This is just one of many cases of creative appropriation of an apparently innocuous internet space for political expression. My point is not that gaming communities are adequate for political participation. Far from it. Rather, I am making a point about the availability of the information infrastructure (which also happens to be a social network). Chinese netizens, however earnestly they might wish to communicate, would be quite hapless without online communities, blogs, and bulletin boards. The infrastructure has to be there in the first place for them to do anything. That they have become a vociferous force for social change, and one which, more and more, must be reckoned with by the government, is due in no small measure to their ability to skillfully negotiate a Chinese network infrastructure that is built not for political participation, but for commerce.
Google’s exit from China may have little effect on the negative freedom of Chinese netizens if it does not change the ways the state regulates the internet. However, it may amount to a major loss to netizens engaged in pursuits of positive freedom. There is an elective affinity between Google’s creativity and the creativity of Chinese netizens. Chinese netizens will still be creative, but they will miss Google tools should these tools become unavailable. The Chinese search engine market will become less competitive and thus even more susceptible to political control. All this may result in the shrinking, not expanding, of people’s horizons and engagement with the world.
It is hard to imagine Google continuing to operate in China by censoring its search engine as if nothing had happened. But neither can I imagine Google retreating into its inner citadel. I find it unlikely, as Isaiah Berlin might put it, that when faced with two methods of freeing itself from the pain of a wounded leg, one of difficulty and uncertainty of finding a cure, the other of cutting it off, Google will opt for the second. Perhaps we will soon see another moment of Google creativity.

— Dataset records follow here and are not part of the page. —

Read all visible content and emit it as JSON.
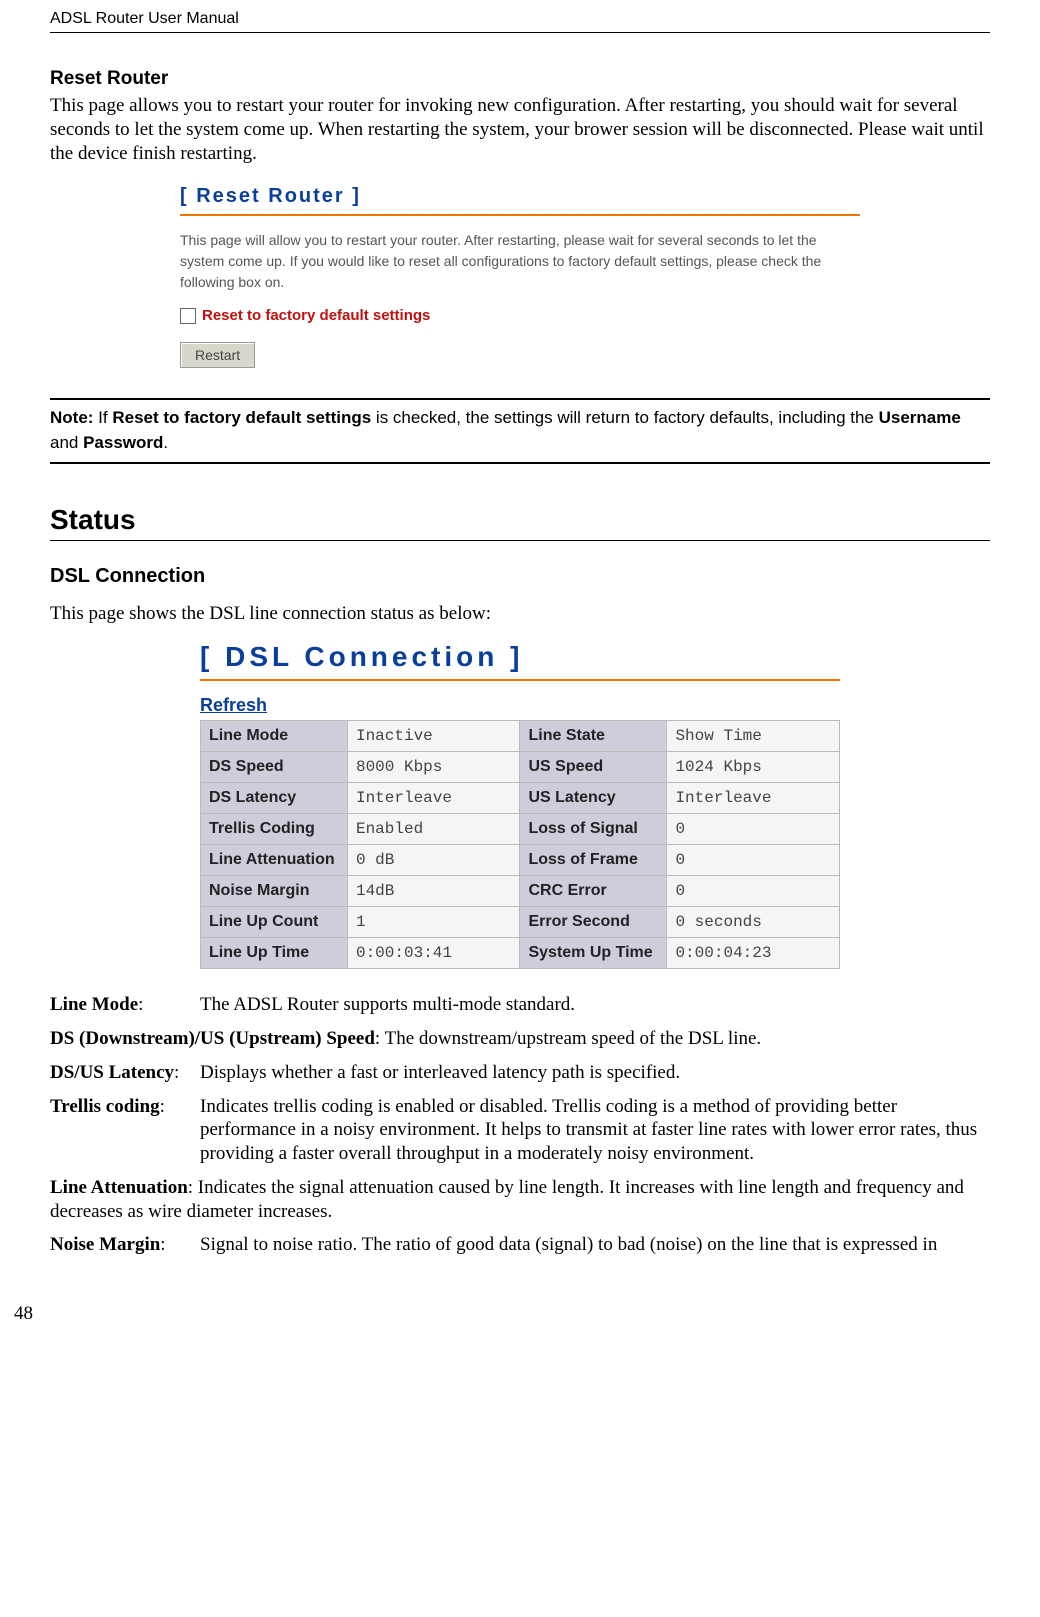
{
  "header": "ADSL Router User Manual",
  "reset": {
    "title": "Reset Router",
    "intro": "This page allows you to restart your router for invoking new configuration. After restarting, you should wait for several seconds to let the system come up. When restarting the system, your brower session will be disconnected. Please wait until the device finish restarting.",
    "panel_title": "[ Reset Router ]",
    "panel_desc": "This page will allow you to restart your router. After restarting, please wait for several seconds to let the system come up. If you would like to reset all configurations to factory default settings, please check the following box on.",
    "checkbox_label": "Reset to factory default settings",
    "button": "Restart"
  },
  "note": {
    "prefix": "Note:",
    "body1": " If ",
    "bold1": "Reset to factory default settings",
    "body2": " is checked, the settings will return to factory defaults, including the ",
    "bold2": "Username",
    "body3": " and ",
    "bold3": "Password",
    "body4": "."
  },
  "status": {
    "heading": "Status",
    "sub": "DSL Connection",
    "intro": "This page shows the DSL line connection status as below:",
    "panel_title": "[ DSL Connection ]",
    "refresh": "Refresh",
    "rows": [
      {
        "l1": "Line Mode",
        "v1": "Inactive",
        "l2": "Line State",
        "v2": "Show Time"
      },
      {
        "l1": "DS Speed",
        "v1": "8000 Kbps",
        "l2": "US Speed",
        "v2": "1024 Kbps"
      },
      {
        "l1": "DS Latency",
        "v1": "Interleave",
        "l2": "US Latency",
        "v2": "Interleave"
      },
      {
        "l1": "Trellis Coding",
        "v1": "Enabled",
        "l2": "Loss of Signal",
        "v2": "0"
      },
      {
        "l1": "Line Attenuation",
        "v1": "0 dB",
        "l2": "Loss of Frame",
        "v2": "0"
      },
      {
        "l1": "Noise Margin",
        "v1": "14dB",
        "l2": "CRC Error",
        "v2": "0"
      },
      {
        "l1": "Line Up Count",
        "v1": "1",
        "l2": "Error Second",
        "v2": "0 seconds"
      },
      {
        "l1": "Line Up Time",
        "v1": "0:00:03:41",
        "l2": "System Up Time",
        "v2": "0:00:04:23"
      }
    ]
  },
  "defs": {
    "line_mode_term": "Line Mode",
    "line_mode_def": "The ADSL Router supports multi-mode standard.",
    "ds_us_speed_full": "DS (Downstream)/US (Upstream) Speed",
    "ds_us_speed_def": ": The downstream/upstream speed of the DSL line.",
    "latency_term": "DS/US Latency",
    "latency_def": "Displays whether a fast or interleaved latency path is specified.",
    "trellis_term": "Trellis coding",
    "trellis_def": "Indicates trellis coding is enabled or disabled. Trellis coding is a method of providing better performance in a noisy environment. It helps to transmit at faster line rates with lower error rates, thus providing a faster overall throughput in a moderately noisy environment.",
    "atten_term": "Line Attenuation",
    "atten_def": ": Indicates the signal attenuation caused by line length. It increases with line length and frequency and decreases as wire diameter increases.",
    "noise_term": "Noise Margin",
    "noise_def": "Signal to noise ratio. The ratio of good data (signal) to bad (noise) on the line that is expressed in"
  },
  "page_number": "48"
}
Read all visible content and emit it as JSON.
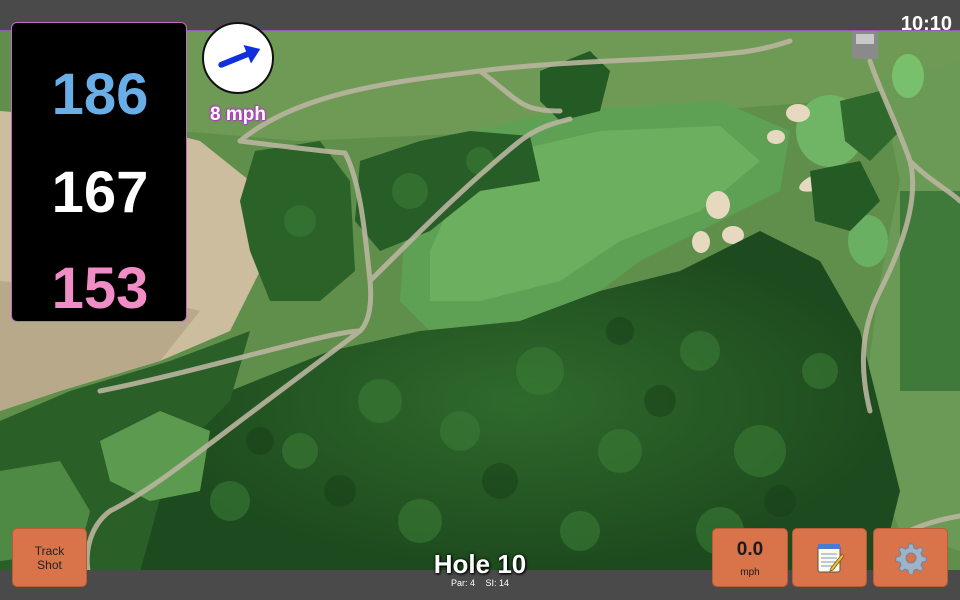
{
  "status": {
    "time": "10:10"
  },
  "distances": {
    "back": "186",
    "middle": "167",
    "front": "153"
  },
  "wind": {
    "speed_text": "8 mph",
    "icon": "wind-direction-arrow-icon"
  },
  "hole": {
    "title": "Hole 10",
    "par": "Par: 4",
    "stroke_index": "SI: 14"
  },
  "buttons": {
    "track_shot": "Track\nShot",
    "speed_value": "0.0",
    "speed_unit": "mph",
    "notes_icon": "notepad-icon",
    "settings_icon": "gear-icon"
  },
  "colors": {
    "back_distance": "#6aaee8",
    "middle_distance": "#ffffff",
    "front_distance": "#f08cc6",
    "button": "#d9744a"
  }
}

Google’s future in China also depends on the responses of the Chinese government. As the Green Dam case shows, Chinese state authorities have demonstrated some degree of flexibility in responding to citizen demands and inputs. The Chinese government itself has initiatives to strengthen the channels of state-citizen communication, such as by promulgating information disclosure acts and institutionalizing public hearings on the environmental impact of construction projects. Google’s refusal to censor its Chinese search engine is consistent with Chinese citizens’ broad demands for openness, transparency, and speech freedom, and should be taken just as seriously as those popular demands.